Monday 30 October 2023

Raindance 2023: Satan Wants You

With a title as lurid as the name given to the subject it examines—the so-called satanic panic of the 1980s—Sean Horlor and Steve J. Adams' documentary looks, at first glance, as if it might be a worryingly glib kitchfest that makes light of mass hysteria; such sensational labelling can easily mask the fact that this particular moral panic was anything but a laughing matter for those whose lives were destroyed by spurious allegations.  Thankfully, it turns out that this thoroughly absorbing film takes a respectful, but not overly reverent, approach as it digs into a dark and painful episode in Canadian and US history.  Having debuted at this year's SXSW Film Festival, Satan Wants You will have its UK premiere, quite fittingly, on Halloween at the Raindance Film Festival.  The film will be followed by a Q&A session with producer Melissa James, but the fun doesn't stop there: anyone who buys a ticket for Tuesday's screening will be given a complimentary wristband for entry to Raindance's Halloween party.

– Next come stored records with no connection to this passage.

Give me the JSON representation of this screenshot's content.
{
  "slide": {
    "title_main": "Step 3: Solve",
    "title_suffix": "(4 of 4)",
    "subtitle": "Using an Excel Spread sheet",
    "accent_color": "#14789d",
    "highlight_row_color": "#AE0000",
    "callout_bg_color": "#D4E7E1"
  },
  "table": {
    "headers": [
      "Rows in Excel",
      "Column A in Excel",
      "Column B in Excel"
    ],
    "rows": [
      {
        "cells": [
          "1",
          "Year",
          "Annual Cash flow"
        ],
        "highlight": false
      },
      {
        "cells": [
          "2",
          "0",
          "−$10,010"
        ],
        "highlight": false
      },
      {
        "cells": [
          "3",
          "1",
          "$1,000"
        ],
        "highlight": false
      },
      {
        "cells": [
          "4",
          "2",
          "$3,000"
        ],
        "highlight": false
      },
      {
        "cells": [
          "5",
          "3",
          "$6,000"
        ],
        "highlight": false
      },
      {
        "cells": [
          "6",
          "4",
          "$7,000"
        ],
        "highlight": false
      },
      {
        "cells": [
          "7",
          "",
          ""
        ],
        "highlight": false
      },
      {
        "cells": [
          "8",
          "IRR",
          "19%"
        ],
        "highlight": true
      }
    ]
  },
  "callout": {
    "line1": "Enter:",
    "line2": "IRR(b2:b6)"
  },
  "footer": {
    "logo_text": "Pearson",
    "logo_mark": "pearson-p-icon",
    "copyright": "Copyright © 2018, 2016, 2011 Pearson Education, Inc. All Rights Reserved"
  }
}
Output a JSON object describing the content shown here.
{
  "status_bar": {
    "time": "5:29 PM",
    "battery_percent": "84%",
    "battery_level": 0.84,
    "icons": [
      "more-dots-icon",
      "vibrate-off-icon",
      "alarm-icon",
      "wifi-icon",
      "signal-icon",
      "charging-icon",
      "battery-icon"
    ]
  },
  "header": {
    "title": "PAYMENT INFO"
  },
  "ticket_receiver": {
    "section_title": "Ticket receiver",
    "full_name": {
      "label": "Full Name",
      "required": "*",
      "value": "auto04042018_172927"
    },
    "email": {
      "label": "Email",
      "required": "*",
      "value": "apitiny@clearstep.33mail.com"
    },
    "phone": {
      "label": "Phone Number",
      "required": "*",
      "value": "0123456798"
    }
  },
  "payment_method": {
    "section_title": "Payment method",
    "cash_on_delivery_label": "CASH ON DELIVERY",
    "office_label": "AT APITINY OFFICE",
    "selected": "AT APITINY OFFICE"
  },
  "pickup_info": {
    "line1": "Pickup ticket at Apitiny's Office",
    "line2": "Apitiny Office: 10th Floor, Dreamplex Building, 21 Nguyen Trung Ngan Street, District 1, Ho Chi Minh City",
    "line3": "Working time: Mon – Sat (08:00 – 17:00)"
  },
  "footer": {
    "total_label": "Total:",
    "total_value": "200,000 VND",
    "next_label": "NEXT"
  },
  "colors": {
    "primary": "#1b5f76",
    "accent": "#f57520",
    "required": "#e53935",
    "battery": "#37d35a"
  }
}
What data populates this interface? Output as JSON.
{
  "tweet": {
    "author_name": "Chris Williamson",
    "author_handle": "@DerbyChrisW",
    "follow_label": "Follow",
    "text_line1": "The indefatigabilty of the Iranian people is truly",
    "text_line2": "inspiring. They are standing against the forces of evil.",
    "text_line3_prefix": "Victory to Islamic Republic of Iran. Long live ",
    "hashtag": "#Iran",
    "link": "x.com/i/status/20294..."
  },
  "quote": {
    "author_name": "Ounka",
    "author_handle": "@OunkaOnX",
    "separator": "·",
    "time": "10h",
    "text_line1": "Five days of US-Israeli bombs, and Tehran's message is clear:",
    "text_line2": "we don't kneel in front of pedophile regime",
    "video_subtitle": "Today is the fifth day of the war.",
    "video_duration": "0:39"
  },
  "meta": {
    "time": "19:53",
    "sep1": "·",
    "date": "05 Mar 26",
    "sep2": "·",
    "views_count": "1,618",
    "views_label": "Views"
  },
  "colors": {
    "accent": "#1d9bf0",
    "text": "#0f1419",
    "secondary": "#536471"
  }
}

Satan Wants You is a Canadian production, and for much of its snappy running time its focus is on Victoria, that fine Vancouver Island city that has long since been saddled with a rather unfair, if somewhat amusing, soubriquet: home of the newly wed and nearly dead.  Back in the early 80s, however, a semi-affectionate nickname was the least of the British Columbia capital's problems, as one of its residents, Michelle Smith (née Proby), claimed that she had been abused by a Victoria-based satanic cult which numbered her late mother among its members.  Smith was an adult when she made these accusations, the supposed basis for which was unearthed by psychiatrist Larry Pazder.  Smith had been under Pazder's care for some time on account of a depressive episode brought on by a miscarriage, but it was approximately 600 hours of hypnosis over the course of 14 months that led to the assertions that would kick-start satanic panic—a name that might be funny if the reality wasn't quite so tragic.

Following the apparent surfacing of these hitherto-buried childhood memories, the doctor and his patient wrote a bestselling book—Michelle Remembers—detailing the five-year-old Smith's alleged ordeal, and the pair would go on to marry.  Horlor and Adams spend a good while examining the couple's relationship, and what emerges is a picture of a setup that, even at its best, was highly unethical.  As Smith and Pazder turned their professional arrangement into a personal one, a number of people close to the couple were hurt: Pazder's wife and children; and Smith's father and sisters.  Yet the unfortunate reach of the Smith–Pazder alliance would extend way beyond their respective family circles as satanic panic began to take hold; to date, it is estimated that some 12,000 unsubstantiated cases have been raised.  While it may be a tad harsh to blame Smith and Pazder's book for every one of these instances, there is little doubt that its publication sparked a hysteria, one that was largely supported by venal motives and, worse, may well have obscured actual abuse issues.

While both Michelle Remembers and the the recovered-memory technique employed by Pazder have now been discredited, this will prove cold comfort to those who found themselves on the business end of baseless allegations.  Larry Pazder died nearly 20 years ago, and Michelle Pazder—who was effectively satanic panic's patient zero—declined to take part in Satan Wants You, but Horlor and Adams' film is nevertheless packed with insightful interview subjects, with Michelle's younger sister Charyl proving the pick of the bunch.  While the filmmakers' position is fairly clear, they have been careful to include a range of opinions, and they steadily paint a picture of a climate of fear that would eventually spread beyond North America to other countries, including the Netherlands; just a few years ago, journalists from Dutch radio show Argos conducted a lengthy investigation into alleged organised ritual abuse, the findings of which were aired in an episode called Glasscherven en duistere rituelen.  The impressive Satan Wants You is an intense and engaging experience—but also a deeply chilling one, for reasons that have nothing to do with its title character.

Darren Arnold